Trade sanctions[edit]

Trade sanctions are trade penalties imposed by a country or group of countries on another country or group of countries. Typically the sanctions take the form of import tariffs (duties), licensing or other administrative regulations. They tend to arise in the context of an unresolved trade or policy dispute.There is disagreement about the fairness of some policy affecting international trade (imports or exports)[not specific enough to verify].

Subsidization or the unfair protection of exports of one or more products, or unfairly protecting some sector from competition (from imported goods or services).

Politics of sanctions[edit]

Economic sanctions are used as a tool of foreign policy by many governments. Economic sanctions are usually imposed by a larger country upon a smaller country for one of the two reasons – either the latter is a threat to the security of the former nation or that country treats its citizens unfairly. They can be used as a coercive measure for achieving particular policy goals related to trade or for humanitarian violations. Economic sanctions are used as an alternative weapon instead of going to war to achieve desired outcomes.

Effectiveness of economic sanctions[edit]

Regime change is the most frequent foreign policy objective of economic sanctions.[3] There is controversy over the effectiveness of economic sanctions in their ability to achieve the stated purpose. Haufbauer et al. claimed that in their studies 34 percent of the cases were successful [4] When Robert A. Pape reexamined their study, he claimed that only five of their forty so-called "successes" stood out, dropping their success rate to 4%.[5]

It also affects the economy of the imposing country to some degree. If import restrictions were made, the consumers in the imposing country would have fewer choices of goods. If export restrictions were made or sanction prohibited businesses in the imposing country from doing business with the target country, the imposing country could lose markets and investment opportunities to competing countries.[6]

Examples of economic sanctions[edit]

The United States sanctioned Brazil over patent law in the late 1980s.[citation needed]

See also[edit]

Notes[edit]
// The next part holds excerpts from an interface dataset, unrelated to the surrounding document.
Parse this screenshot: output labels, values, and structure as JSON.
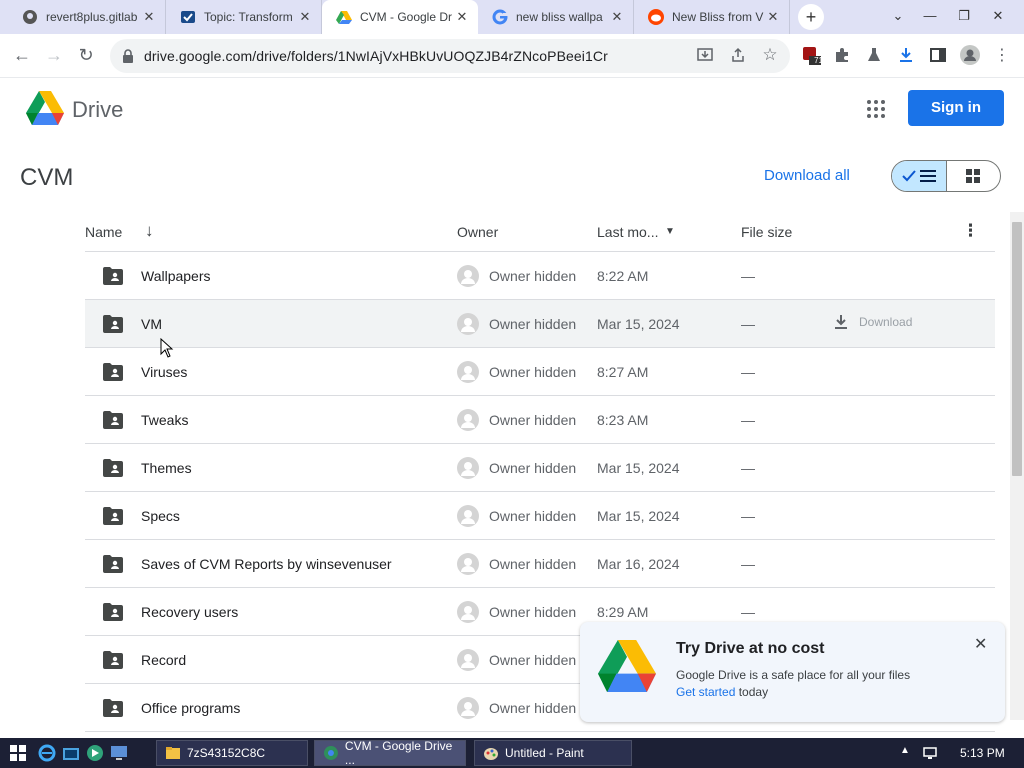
{
  "browser": {
    "tabs": [
      {
        "title": "revert8plus.gitlab",
        "icon": "github-icon"
      },
      {
        "title": "Topic: Transform",
        "icon": "forum-icon"
      },
      {
        "title": "CVM - Google Dr",
        "icon": "drive-icon",
        "active": true
      },
      {
        "title": "new bliss wallpa",
        "icon": "google-icon"
      },
      {
        "title": "New Bliss from V",
        "icon": "reddit-icon"
      }
    ],
    "new_tab": "+",
    "url": "drive.google.com/drive/folders/1NwIAjVxHBkUvUOQZJB4rZNcoPBeei1Cr",
    "ext_badge": "71"
  },
  "header": {
    "app_name": "Drive",
    "signin_label": "Sign in"
  },
  "folder": {
    "title": "CVM",
    "download_all_label": "Download all"
  },
  "columns": {
    "name": "Name",
    "owner": "Owner",
    "modified": "Last mo...",
    "size": "File size"
  },
  "rows": [
    {
      "name": "Wallpapers",
      "owner": "Owner hidden",
      "modified": "8:22 AM",
      "size": "—"
    },
    {
      "name": "VM",
      "owner": "Owner hidden",
      "modified": "Mar 15, 2024",
      "size": "—",
      "download": "Download"
    },
    {
      "name": "Viruses",
      "owner": "Owner hidden",
      "modified": "8:27 AM",
      "size": "—"
    },
    {
      "name": "Tweaks",
      "owner": "Owner hidden",
      "modified": "8:23 AM",
      "size": "—"
    },
    {
      "name": "Themes",
      "owner": "Owner hidden",
      "modified": "Mar 15, 2024",
      "size": "—"
    },
    {
      "name": "Specs",
      "owner": "Owner hidden",
      "modified": "Mar 15, 2024",
      "size": "—"
    },
    {
      "name": "Saves of CVM Reports by winsevenuser",
      "owner": "Owner hidden",
      "modified": "Mar 16, 2024",
      "size": "—"
    },
    {
      "name": "Recovery users",
      "owner": "Owner hidden",
      "modified": "8:29 AM",
      "size": "—"
    },
    {
      "name": "Record",
      "owner": "Owner hidden",
      "modified": "",
      "size": ""
    },
    {
      "name": "Office programs",
      "owner": "Owner hidden",
      "modified": "",
      "size": ""
    }
  ],
  "promo": {
    "title": "Try Drive at no cost",
    "description": "Google Drive is a safe place for all your files",
    "link_text": "Get started",
    "link_suffix": " today",
    "close": "✕"
  },
  "taskbar": {
    "items": [
      {
        "label": "7zS43152C8C"
      },
      {
        "label": "CVM - Google Drive ..."
      },
      {
        "label": "Untitled - Paint"
      }
    ],
    "clock": "5:13 PM"
  },
  "colors": {
    "accent": "#1a73e8",
    "tabbar": "#dfe1f5",
    "taskbar": "#1c2035",
    "selected_view": "#c2e7ff"
  }
}
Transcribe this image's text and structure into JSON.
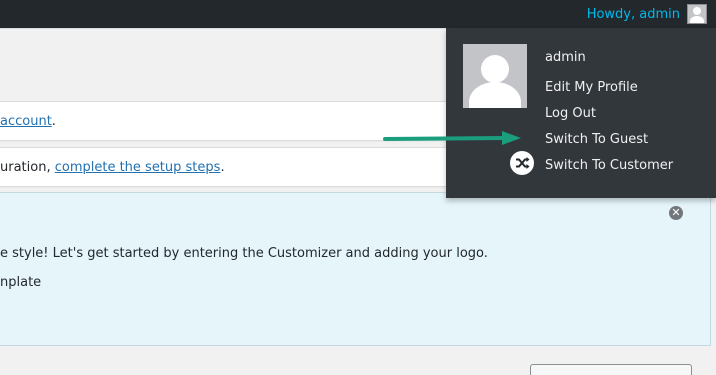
{
  "admin_bar": {
    "howdy_text": "Howdy, admin",
    "link_color": "#00b9eb"
  },
  "notices": {
    "notice1": {
      "link": "account",
      "suffix": "."
    },
    "notice2": {
      "prefix": "uration, ",
      "link": "complete the setup steps",
      "suffix": "."
    }
  },
  "welcome_panel": {
    "line1": "e style! Let's get started by entering the Customizer and adding your logo.",
    "line2": "nplate",
    "dismiss_icon": "close-icon",
    "background": "#e5f5fa"
  },
  "user_menu": {
    "display_name": "admin",
    "items": {
      "edit_profile": "Edit My Profile",
      "log_out": "Log Out",
      "switch_guest": "Switch To Guest",
      "switch_customer": "Switch To Customer"
    },
    "switch_icon": "shuffle-icon",
    "background": "#32373c"
  },
  "annotation": {
    "arrow_color": "#1a9e7e",
    "points_to": "Switch To Guest"
  }
}
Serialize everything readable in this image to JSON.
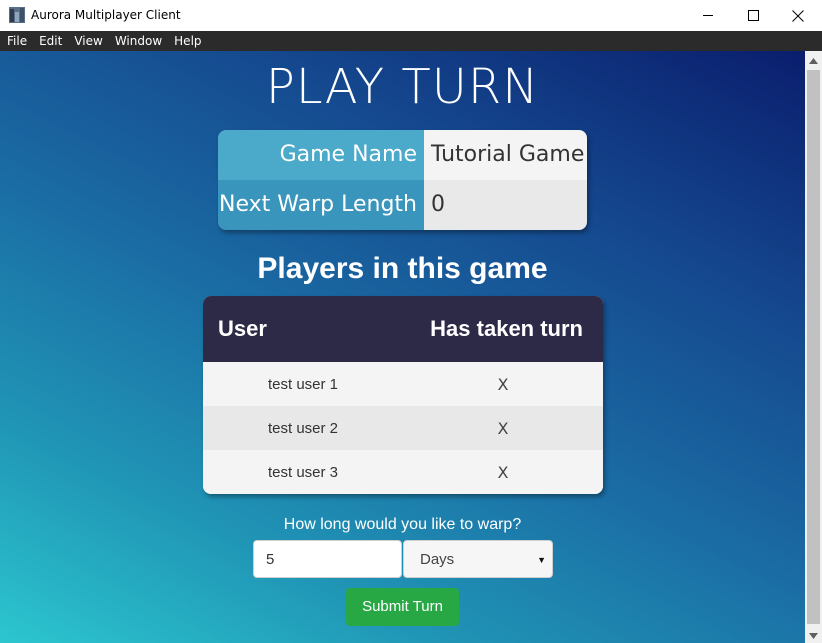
{
  "window": {
    "title": "Aurora Multiplayer Client",
    "icons": {
      "app": "app-icon",
      "minimize": "minimize-icon",
      "maximize": "maximize-icon",
      "close": "close-icon"
    }
  },
  "menu": [
    "File",
    "Edit",
    "View",
    "Window",
    "Help"
  ],
  "page": {
    "title": "PLAY TURN",
    "info": [
      {
        "label": "Game Name",
        "value": "Tutorial Game"
      },
      {
        "label": "Next Warp Length",
        "value": "0"
      }
    ],
    "players_heading": "Players in this game",
    "players_table": {
      "headers": {
        "user": "User",
        "turn": "Has taken turn"
      },
      "rows": [
        {
          "user": "test user 1",
          "taken": "X"
        },
        {
          "user": "test user 2",
          "taken": "X"
        },
        {
          "user": "test user 3",
          "taken": "X"
        }
      ]
    },
    "warp": {
      "question": "How long would you like to warp?",
      "amount": "5",
      "unit": "Days"
    },
    "submit_label": "Submit Turn"
  },
  "colors": {
    "table_header": "#2d2a48",
    "info_label": "#4ba9c9",
    "submit": "#28a745"
  }
}
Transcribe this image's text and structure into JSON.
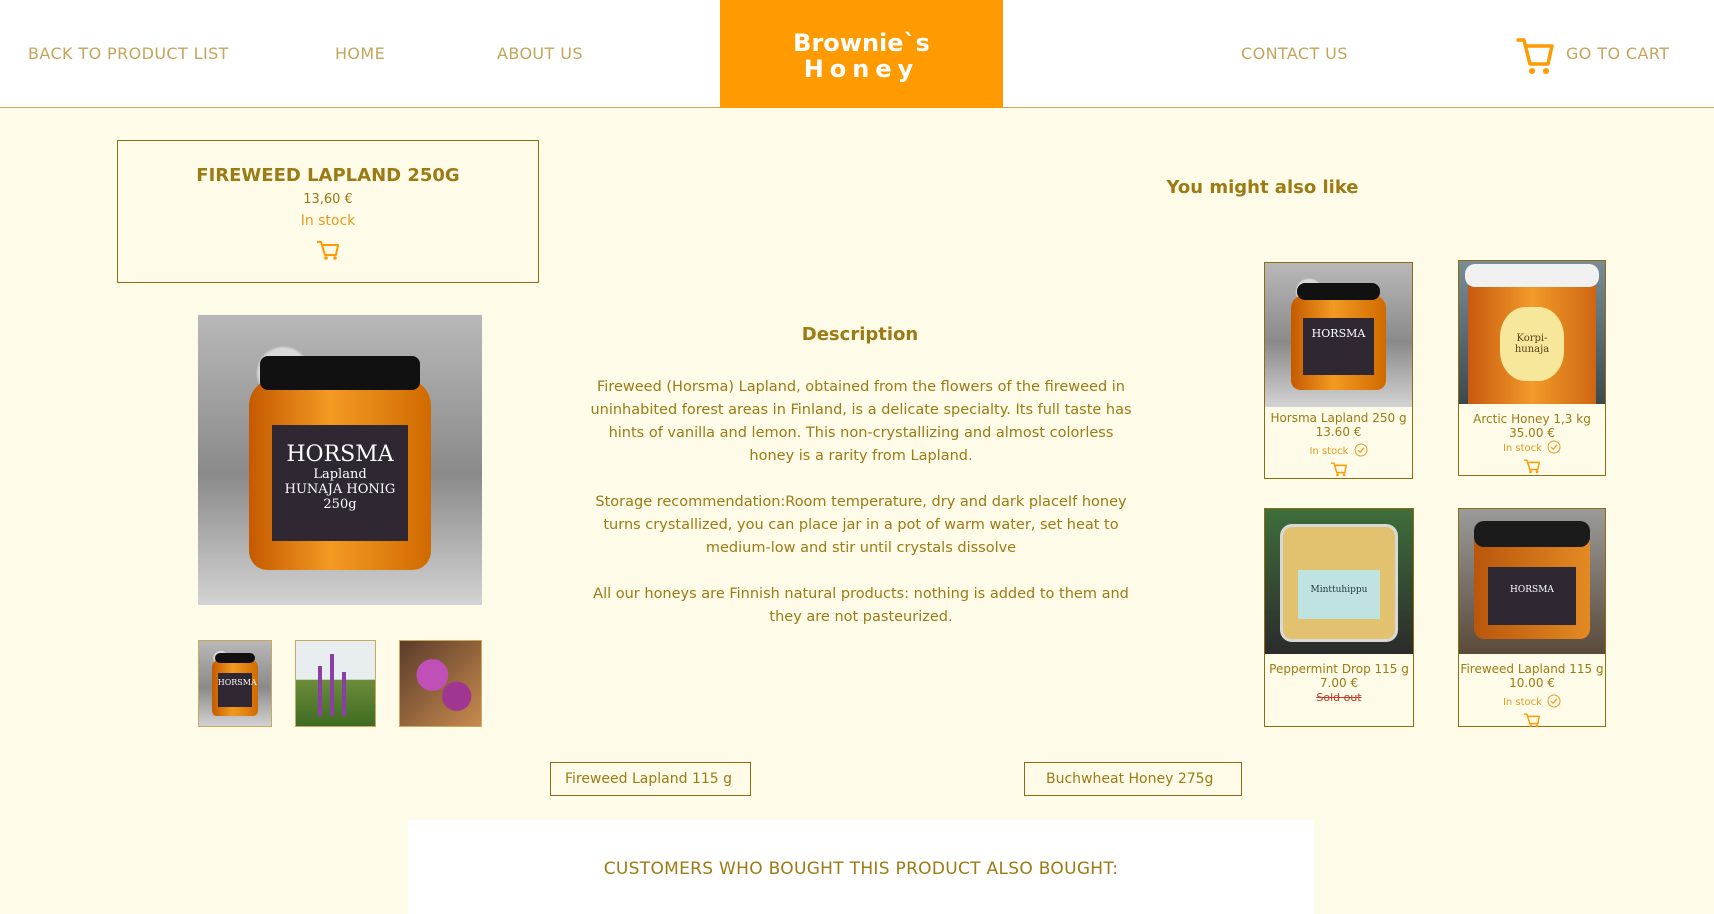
{
  "header": {
    "back_link": "BACK TO  PRODUCT LIST",
    "home_link": "HOME",
    "about_link": "ABOUT US",
    "brand_line1": "Brownie`s",
    "brand_line2": "Honey",
    "contact_link": "CONTACT US",
    "cart_link": "GO TO CART",
    "cart_icon": "shopping-cart-icon"
  },
  "product": {
    "title": "FIREWEED LAPLAND 250G",
    "price": "13,60 €",
    "stock": "In stock",
    "main_image_label": "HORSMA",
    "main_image_sub": "Lapland",
    "main_image_small": "HUNAJA HONIG 250g",
    "thumb_label": "HORSMA"
  },
  "description": {
    "title": "Description",
    "paragraph1": "Fireweed (Horsma) Lapland, obtained from the flowers of the fireweed in uninhabited forest areas in Finland, is a delicate specialty. Its full taste has hints of vanilla and lemon. This non-crystallizing and almost colorless honey is a rarity from Lapland.",
    "paragraph2": "Storage recommendation:Room temperature, dry and dark placeIf honey turns crystallized, you can place jar in a pot of warm water, set heat to medium-low and stir until crystals dissolve",
    "paragraph3": "All our honeys are Finnish natural products: nothing is added to them and they are not pasteurized."
  },
  "suggestions": {
    "title": "You might also like",
    "items": [
      {
        "name": "Horsma Lapland 250 g",
        "price": "13.60 €",
        "stock": "In stock",
        "image_label": "HORSMA"
      },
      {
        "name": "Arctic Honey 1,3 kg",
        "price": "35.00 €",
        "stock": "In stock",
        "image_label": "Korpi-hunaja"
      },
      {
        "name": "Peppermint Drop 115 g",
        "price": "7.00 €",
        "stock": "Sold out",
        "image_label": "Minttuhippu"
      },
      {
        "name": "Fireweed Lapland 115 g",
        "price": "10.00 €",
        "stock": "In stock",
        "image_label": "HORSMA"
      }
    ]
  },
  "pager": {
    "prev": "Fireweed Lapland 115 g",
    "next": "Buchwheat Honey 275g"
  },
  "also_bought": {
    "title": "CUSTOMERS WHO BOUGHT THIS PRODUCT ALSO BOUGHT:"
  },
  "colors": {
    "brand_orange": "#ff9a00",
    "text_gold": "#9c7a14",
    "stock_orange": "#e79a1e",
    "background": "#fefbe8"
  }
}
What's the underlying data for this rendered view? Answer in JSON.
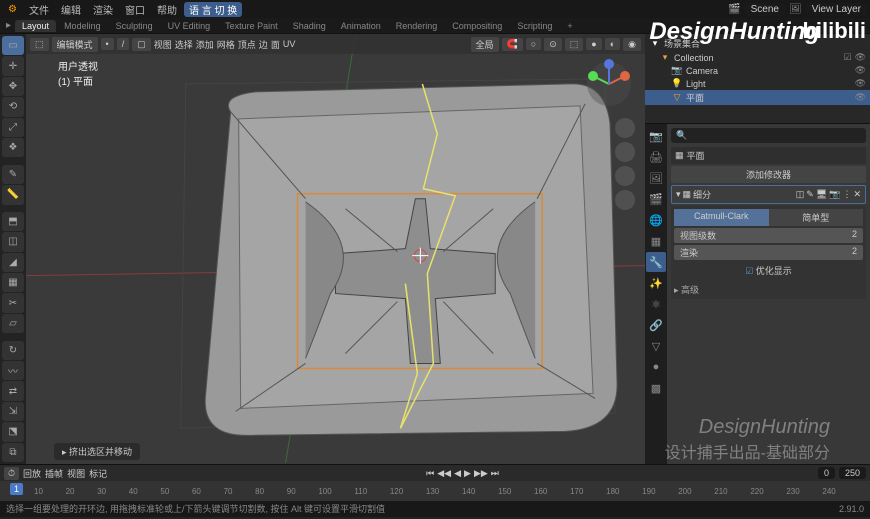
{
  "menus": {
    "file": "文件",
    "edit": "编辑",
    "render": "渲染",
    "window": "窗口",
    "help": "帮助",
    "tab_active": "语 言 切 换"
  },
  "workspaces": [
    "Layout",
    "Modeling",
    "Sculpting",
    "UV Editing",
    "Texture Paint",
    "Shading",
    "Animation",
    "Rendering",
    "Compositing",
    "Scripting"
  ],
  "scene": {
    "name": "Scene",
    "view_layer": "View Layer"
  },
  "vp_header": {
    "mode": "编辑模式",
    "v": "视图",
    "sel": "选择",
    "add": "添加",
    "mesh": "网格",
    "vert": "顶点",
    "edge": "边",
    "face": "面",
    "uv": "UV",
    "hdr_btns": [
      "全局"
    ]
  },
  "vp_info": {
    "title": "用户透视",
    "obj": "(1) 平面"
  },
  "statusline": "挤出选区并移动",
  "outliner": {
    "scene": "场景集合",
    "collection": "Collection",
    "items": [
      {
        "name": "Camera",
        "icon": "📷"
      },
      {
        "name": "Light",
        "icon": "💡"
      },
      {
        "name": "平面",
        "icon": "▽",
        "active": true
      }
    ]
  },
  "props": {
    "search_placeholder": "",
    "object": "平面",
    "add_mod": "添加修改器",
    "mod_name": "细分",
    "mod_type": "Catmull-Clark",
    "mod_simple": "简单型",
    "viewport_lvl": {
      "label": "视图级数",
      "value": "2"
    },
    "render_lvl": {
      "label": "渲染",
      "value": "2"
    },
    "optimal": "优化显示",
    "advanced": "高级"
  },
  "timeline": {
    "play": "回放",
    "keying": "插帧",
    "view": "视图",
    "marker": "标记",
    "start": "0",
    "end": "250",
    "current": "1",
    "ticks": [
      "10",
      "20",
      "30",
      "40",
      "50",
      "60",
      "70",
      "80",
      "90",
      "100",
      "110",
      "120",
      "130",
      "140",
      "150",
      "160",
      "170",
      "180",
      "190",
      "200",
      "210",
      "220",
      "230",
      "240"
    ]
  },
  "bottom": {
    "hint": "选择一组要处理的开环边, 用拖拽标准轮或上/下箭头键调节切割数, 按住 Alt 键可设置平滑切割值",
    "version": "2.91.0"
  },
  "watermark": {
    "brand": "DesignHunting",
    "site": "bilibili",
    "sub": "设计捕手出品-基础部分"
  }
}
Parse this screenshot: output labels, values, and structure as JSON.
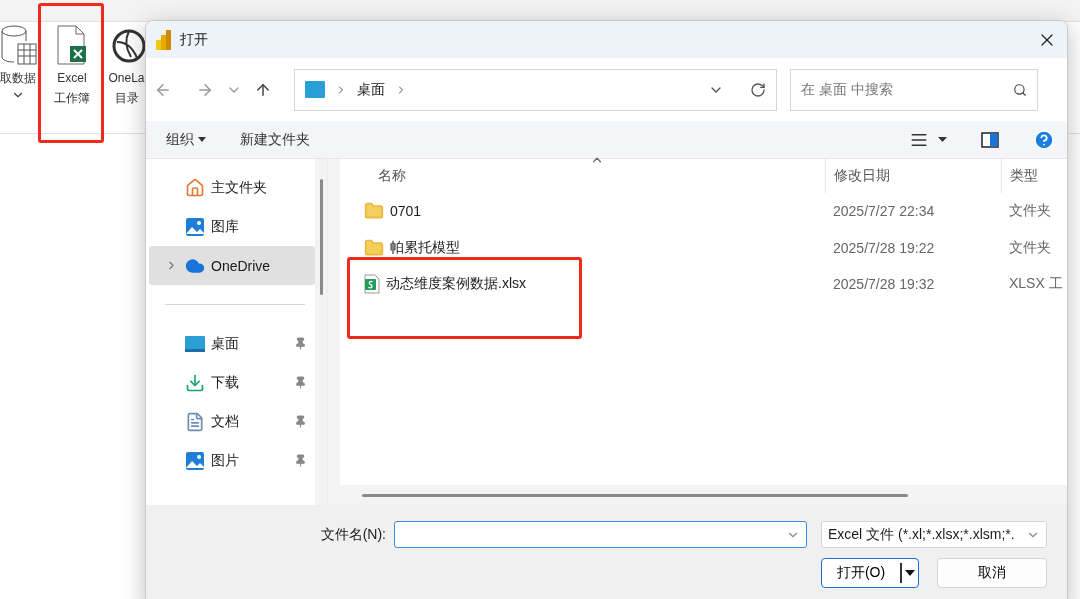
{
  "background_app": {
    "ribbon_buttons": [
      {
        "kind": "database",
        "lines": [
          "取数据"
        ],
        "has_menu": true
      },
      {
        "kind": "excel",
        "lines": [
          "Excel",
          "工作簿"
        ],
        "has_menu": false
      },
      {
        "kind": "onelake",
        "lines": [
          "OneLa",
          "目录"
        ],
        "has_menu": false
      }
    ]
  },
  "dialog": {
    "title": "打开",
    "address": {
      "segments": [
        "桌面"
      ]
    },
    "search": {
      "placeholder": "在 桌面 中搜索"
    },
    "toolbar": {
      "organize": "组织",
      "new_folder": "新建文件夹"
    },
    "sidebar": {
      "items": [
        {
          "kind": "home",
          "label": "主文件夹",
          "pinned": false,
          "selected": false,
          "expandable": false
        },
        {
          "kind": "gallery",
          "label": "图库",
          "pinned": false,
          "selected": false,
          "expandable": false
        },
        {
          "kind": "cloud",
          "label": "OneDrive",
          "pinned": false,
          "selected": true,
          "expandable": true
        },
        {
          "kind": "divider"
        },
        {
          "kind": "desktop",
          "label": "桌面",
          "pinned": true,
          "selected": false,
          "expandable": false
        },
        {
          "kind": "download",
          "label": "下载",
          "pinned": true,
          "selected": false,
          "expandable": false
        },
        {
          "kind": "document",
          "label": "文档",
          "pinned": true,
          "selected": false,
          "expandable": false
        },
        {
          "kind": "picture",
          "label": "图片",
          "pinned": true,
          "selected": false,
          "expandable": false
        }
      ]
    },
    "files": {
      "columns": [
        "名称",
        "修改日期",
        "类型"
      ],
      "rows": [
        {
          "kind": "folder",
          "name": "0701",
          "date": "2025/7/27 22:34",
          "type": "文件夹"
        },
        {
          "kind": "folder",
          "name": "帕累托模型",
          "date": "2025/7/28 19:22",
          "type": "文件夹"
        },
        {
          "kind": "xlsx",
          "name": "动态维度案例数据.xlsx",
          "date": "2025/7/28 19:32",
          "type": "XLSX 工"
        }
      ]
    },
    "filename": {
      "label": "文件名(N):"
    },
    "filter": {
      "value": "Excel 文件 (*.xl;*.xlsx;*.xlsm;*."
    },
    "buttons": {
      "open": "打开(O)",
      "cancel": "取消"
    }
  }
}
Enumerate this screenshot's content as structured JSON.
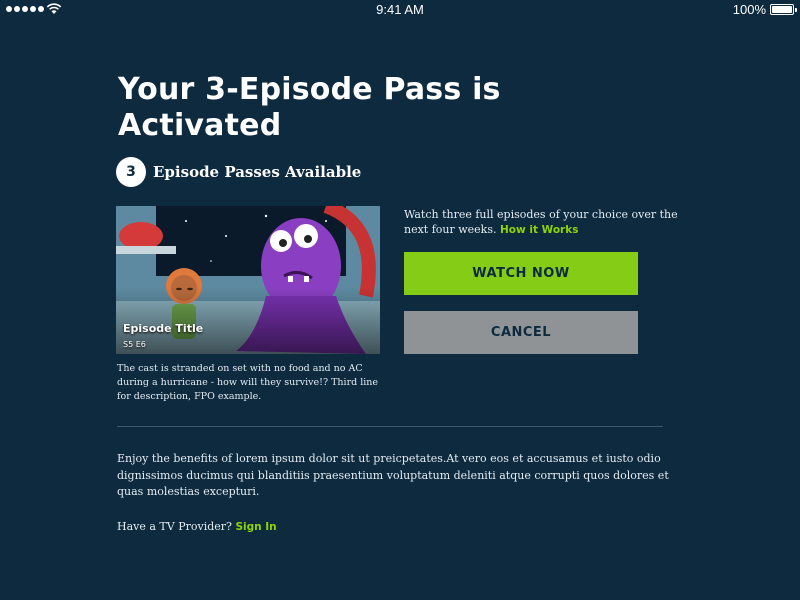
{
  "status_bar": {
    "time": "9:41 AM",
    "battery": "100%",
    "icons": [
      "signal-dots-icon",
      "wifi-icon",
      "battery-icon"
    ]
  },
  "heading": {
    "title": "Your 3-Episode Pass is Activated"
  },
  "passes": {
    "count": "3",
    "label": "Episode Passes Available"
  },
  "episode": {
    "title": "Episode Title",
    "number": "S5 E6",
    "description": "The cast is stranded on set with no food and no AC during a hurricane - how will they survive!? Third line for description, FPO example."
  },
  "offer": {
    "text": "Watch three full episodes of your choice over the next four weeks.",
    "link": "How it Works"
  },
  "buttons": {
    "watch": "WATCH NOW",
    "cancel": "CANCEL"
  },
  "body": {
    "text": "Enjoy the benefits of lorem ipsum dolor sit ut preicpetates.At vero eos et accusamus et iusto odio dignissimos ducimus qui blanditiis praesentium voluptatum deleniti atque corrupti quos dolores et quas molestias excepturi."
  },
  "provider": {
    "prompt": "Have a TV Provider?",
    "link": "Sign In"
  },
  "colors": {
    "background": "#0e2a3f",
    "accent": "#84cc16",
    "cancel": "#8f9396"
  }
}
  1. ^ http://people.tamu.edu/~taeheewhang/index_files/Journal%20articles_files/Whang_identified__symbolic.pdf
  2. ^ http://www.ingentaconnect.com/content/bpl/isqu/2011/00000055/00000003/art00011
  3. ^ Economic Sanctions Reconsidered, 3rd Edition, Hufbauer et al. page 67
  4. ^ Economic Sanctions Reconsidered, 3rd Edition, Hufbauer et al. page 159
  5. ^ Why economic sanctions still do not work, Robert A. Pape , page 66
  6. ^ Griswold, Daniel. "Going Alone on Economic Sanctions Hurts U.S. More than Foes." November 27, 2000. http://www.cato.org/pub_display.php?pub_id=10888 (accessed April 28, 2011).
  7. ^ Howse, Robert L. and Genser, Jared M. (2008) "Are EU Trade Sanctions on Burma Compatible with WTO Law?" Michigan Journal of International Law 29(2): pp. 165–196
  8. ^ Stanglin, Doug. "Brazil slaps trade sanctions on U.S. to retaliate for subsidies to cotton farmers." March 9, 2010. Retrieved on March 14, 2010.
  9. ^ http://www.globalpolicy.org/component/content/article/202/42450.html
  10. ^ (Vietnamese) Hoa Kỳ tăng thêm biện pháp trừng phạt Bắc Hàn

External links[edit]